(Records from a data source)
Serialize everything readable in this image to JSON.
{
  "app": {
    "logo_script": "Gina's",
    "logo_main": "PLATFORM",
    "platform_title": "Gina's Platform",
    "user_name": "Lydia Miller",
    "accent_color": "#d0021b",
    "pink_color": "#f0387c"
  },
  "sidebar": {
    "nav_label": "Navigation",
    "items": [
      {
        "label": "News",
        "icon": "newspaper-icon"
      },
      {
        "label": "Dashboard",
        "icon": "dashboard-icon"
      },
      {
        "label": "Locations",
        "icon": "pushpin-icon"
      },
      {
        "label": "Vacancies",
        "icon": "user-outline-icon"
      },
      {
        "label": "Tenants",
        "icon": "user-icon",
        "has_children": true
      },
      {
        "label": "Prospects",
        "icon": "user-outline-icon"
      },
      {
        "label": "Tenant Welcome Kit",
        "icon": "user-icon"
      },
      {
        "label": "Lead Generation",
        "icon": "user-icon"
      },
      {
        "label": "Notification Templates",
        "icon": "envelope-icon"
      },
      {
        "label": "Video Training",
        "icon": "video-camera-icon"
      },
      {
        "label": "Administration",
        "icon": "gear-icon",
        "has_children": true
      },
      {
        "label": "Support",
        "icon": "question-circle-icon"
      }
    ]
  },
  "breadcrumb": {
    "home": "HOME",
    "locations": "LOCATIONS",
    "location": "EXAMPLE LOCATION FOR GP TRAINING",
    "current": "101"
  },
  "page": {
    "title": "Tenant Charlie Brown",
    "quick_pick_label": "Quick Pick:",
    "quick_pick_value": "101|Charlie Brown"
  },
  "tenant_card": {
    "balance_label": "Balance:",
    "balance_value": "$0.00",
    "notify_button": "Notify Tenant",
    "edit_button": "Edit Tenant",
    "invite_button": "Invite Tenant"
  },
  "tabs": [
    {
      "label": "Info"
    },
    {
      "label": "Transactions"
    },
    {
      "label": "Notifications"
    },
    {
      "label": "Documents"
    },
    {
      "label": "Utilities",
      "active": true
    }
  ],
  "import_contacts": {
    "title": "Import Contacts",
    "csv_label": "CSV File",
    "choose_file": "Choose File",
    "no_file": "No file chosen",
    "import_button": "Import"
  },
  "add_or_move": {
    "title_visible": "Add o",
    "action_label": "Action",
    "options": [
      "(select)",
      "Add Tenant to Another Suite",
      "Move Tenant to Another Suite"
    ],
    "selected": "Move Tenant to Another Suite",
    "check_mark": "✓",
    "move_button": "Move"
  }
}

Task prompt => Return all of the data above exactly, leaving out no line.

Task result =>
Serialize everything readable in this image to JSON.
{
  "app": {
    "logo_script": "Gina's",
    "logo_main": "PLATFORM",
    "platform_title": "Gina's Platform",
    "user_name": "Lydia Miller",
    "accent_color": "#d0021b",
    "pink_color": "#f0387c"
  },
  "sidebar": {
    "nav_label": "Navigation",
    "items": [
      {
        "label": "News",
        "icon": "newspaper-icon"
      },
      {
        "label": "Dashboard",
        "icon": "dashboard-icon"
      },
      {
        "label": "Locations",
        "icon": "pushpin-icon"
      },
      {
        "label": "Vacancies",
        "icon": "user-outline-icon"
      },
      {
        "label": "Tenants",
        "icon": "user-icon",
        "has_children": true
      },
      {
        "label": "Prospects",
        "icon": "user-outline-icon"
      },
      {
        "label": "Tenant Welcome Kit",
        "icon": "user-icon"
      },
      {
        "label": "Lead Generation",
        "icon": "user-icon"
      },
      {
        "label": "Notification Templates",
        "icon": "envelope-icon"
      },
      {
        "label": "Video Training",
        "icon": "video-camera-icon"
      },
      {
        "label": "Administration",
        "icon": "gear-icon",
        "has_children": true
      },
      {
        "label": "Support",
        "icon": "question-circle-icon"
      }
    ]
  },
  "breadcrumb": {
    "home": "HOME",
    "locations": "LOCATIONS",
    "location": "EXAMPLE LOCATION FOR GP TRAINING",
    "current": "101"
  },
  "page": {
    "title": "Tenant Charlie Brown",
    "quick_pick_label": "Quick Pick:",
    "quick_pick_value": "101|Charlie Brown"
  },
  "tenant_card": {
    "balance_label": "Balance:",
    "balance_value": "$0.00",
    "notify_button": "Notify Tenant",
    "edit_button": "Edit Tenant",
    "invite_button": "Invite Tenant"
  },
  "tabs": [
    {
      "label": "Info"
    },
    {
      "label": "Transactions"
    },
    {
      "label": "Notifications"
    },
    {
      "label": "Documents"
    },
    {
      "label": "Utilities",
      "active": true
    }
  ],
  "import_contacts": {
    "title": "Import Contacts",
    "csv_label": "CSV File",
    "choose_file": "Choose File",
    "no_file": "No file chosen",
    "import_button": "Import"
  },
  "add_or_move": {
    "title_visible": "Add o",
    "action_label": "Action",
    "options": [
      "(select)",
      "Add Tenant to Another Suite",
      "Move Tenant to Another Suite"
    ],
    "selected": "Move Tenant to Another Suite",
    "check_mark": "✓",
    "move_button": "Move"
  }
}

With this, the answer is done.